This is not a rant. At least I didn't mean it to be :)

These are some aspects I think that we as a HR and HR Tech community need to be having conversations about so that we don't rush in where angels fear to tread :)

What do you think? Where would you disagree with me? 

Jan 27, 2020

Can "Kindness" be a goal for the HR professional?

Josh Bersin is one of the foremost thinkers of HR in the contemporary world. Having followed him from his HR analyst days, through his firm's acquisition by Deloitte, and now to his newest avatar with the Bersin Academy, whatever Josh thinks about the future of HR, you can be sure that global CHROs will pay attention/

Which is why his article yesterday on "Our new role: Bringing Kindness to Work" made me sit up and take notice.

As Josh says:

People want meaningful jobs, fair pay, transparency, and growth. But most of all, they want kindness. Kindness? What role does that play in a business? It turns out kindness at work has now become fundamental. While inclusion, fair pay, and development remain important, kindness and connection are now essential.
the most important things in our lives are compassion, empathy, forgiveness, gratitude, mindfulness, social connection, and awe. These are all human issues, and all revolve around kindness. For me, it was a wake-up call. After two decades of meeting with hundreds of companies, I realized I had never seen these words in company mission statements, competency models or leadership values.
Josh then offers five questions for leaders and HR people to ask themselves to reflect if they are building kind and compassionate workplaces.

Here are my thoughts:

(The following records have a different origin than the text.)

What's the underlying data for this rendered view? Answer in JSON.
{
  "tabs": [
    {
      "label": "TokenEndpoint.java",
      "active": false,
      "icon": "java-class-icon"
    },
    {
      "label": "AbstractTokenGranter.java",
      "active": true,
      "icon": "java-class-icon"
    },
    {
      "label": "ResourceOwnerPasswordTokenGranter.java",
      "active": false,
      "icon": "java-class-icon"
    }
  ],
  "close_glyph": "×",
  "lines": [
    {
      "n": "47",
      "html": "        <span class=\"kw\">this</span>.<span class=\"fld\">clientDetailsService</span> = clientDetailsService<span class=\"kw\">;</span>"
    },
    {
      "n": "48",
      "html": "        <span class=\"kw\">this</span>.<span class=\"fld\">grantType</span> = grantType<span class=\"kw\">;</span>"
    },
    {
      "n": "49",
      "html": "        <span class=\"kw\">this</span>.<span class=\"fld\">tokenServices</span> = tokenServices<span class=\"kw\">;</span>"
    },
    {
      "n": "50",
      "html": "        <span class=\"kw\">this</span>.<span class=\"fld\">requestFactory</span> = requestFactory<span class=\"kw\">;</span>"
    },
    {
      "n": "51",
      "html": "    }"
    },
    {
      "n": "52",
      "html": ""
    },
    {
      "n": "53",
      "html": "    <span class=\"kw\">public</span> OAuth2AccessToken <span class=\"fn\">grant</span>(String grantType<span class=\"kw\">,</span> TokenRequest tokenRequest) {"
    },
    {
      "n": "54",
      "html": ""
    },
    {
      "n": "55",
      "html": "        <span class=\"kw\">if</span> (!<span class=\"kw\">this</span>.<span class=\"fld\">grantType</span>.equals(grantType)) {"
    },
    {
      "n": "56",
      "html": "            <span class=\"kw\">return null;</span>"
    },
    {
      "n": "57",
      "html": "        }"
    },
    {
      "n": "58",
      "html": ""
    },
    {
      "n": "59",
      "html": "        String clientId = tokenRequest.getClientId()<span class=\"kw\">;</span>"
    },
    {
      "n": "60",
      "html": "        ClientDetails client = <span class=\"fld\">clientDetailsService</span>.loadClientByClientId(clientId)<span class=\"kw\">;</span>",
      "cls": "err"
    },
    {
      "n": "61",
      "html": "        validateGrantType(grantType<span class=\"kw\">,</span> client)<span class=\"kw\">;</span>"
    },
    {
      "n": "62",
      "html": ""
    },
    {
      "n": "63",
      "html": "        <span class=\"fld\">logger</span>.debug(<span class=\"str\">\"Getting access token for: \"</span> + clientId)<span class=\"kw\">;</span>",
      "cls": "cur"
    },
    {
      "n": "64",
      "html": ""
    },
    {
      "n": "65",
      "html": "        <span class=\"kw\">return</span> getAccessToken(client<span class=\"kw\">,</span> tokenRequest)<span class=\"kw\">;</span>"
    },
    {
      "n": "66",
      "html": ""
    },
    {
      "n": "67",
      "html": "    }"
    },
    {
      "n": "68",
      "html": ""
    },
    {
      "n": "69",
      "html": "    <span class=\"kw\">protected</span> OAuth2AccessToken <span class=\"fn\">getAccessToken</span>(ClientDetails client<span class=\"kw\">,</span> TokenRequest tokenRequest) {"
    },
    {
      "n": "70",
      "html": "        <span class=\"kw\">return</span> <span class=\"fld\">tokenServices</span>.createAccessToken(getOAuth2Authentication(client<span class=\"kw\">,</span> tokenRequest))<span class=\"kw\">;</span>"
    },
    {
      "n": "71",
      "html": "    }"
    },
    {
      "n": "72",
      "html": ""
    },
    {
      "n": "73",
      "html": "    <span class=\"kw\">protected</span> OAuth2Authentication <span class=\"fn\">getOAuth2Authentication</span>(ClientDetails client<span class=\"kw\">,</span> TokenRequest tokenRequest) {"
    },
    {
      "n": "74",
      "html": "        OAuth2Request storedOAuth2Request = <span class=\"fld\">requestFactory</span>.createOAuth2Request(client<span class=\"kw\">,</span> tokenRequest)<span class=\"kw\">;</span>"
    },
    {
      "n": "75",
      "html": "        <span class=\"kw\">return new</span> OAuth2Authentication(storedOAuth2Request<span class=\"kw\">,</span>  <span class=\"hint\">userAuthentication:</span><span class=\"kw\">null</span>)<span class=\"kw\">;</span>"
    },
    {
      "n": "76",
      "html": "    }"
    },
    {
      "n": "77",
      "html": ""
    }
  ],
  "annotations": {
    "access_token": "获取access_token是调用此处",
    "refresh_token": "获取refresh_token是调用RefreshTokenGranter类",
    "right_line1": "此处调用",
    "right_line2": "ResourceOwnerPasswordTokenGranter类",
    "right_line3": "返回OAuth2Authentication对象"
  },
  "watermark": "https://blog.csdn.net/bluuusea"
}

  • "Kindness" is a function of organizational culture and is also shaped by external societal culture of the zeitgeist. The organizational culture is shaped by the personality of the founder/entrepreneur of the organization which translates into what behaviours which are role-modelled by others. 
  • A culture of kindness is also shaped by the culture of the industry. A sales driven competitive culture seeps across most of the companies in that industry as people switch roles within that industry
  • As Josh mentions, looking at hiring people, assessing and then promoting people for how they treat others should be the cornerstone of HR systems and processes.
  • The scary research is that organizational systems of focusing on the short term shareholder gains often reinforce psychopathic behaviors. A search for psychopathic behavior in the workplace will showcase how often senior executives and CEOs who rise up to the top exhibit psychopathtic behaviors. Read this 2004 HBR article, for example/ 
  • While I am glad Josh is throwing light on this very important area, let is not be in the illusion that it is going to be easy to create more kindness in the organization. We have to create new cultures, new role models and new structures and processes to build a kinder and more compassionate workplaces of the future.
What do you think? Leave your thoughts in comments section below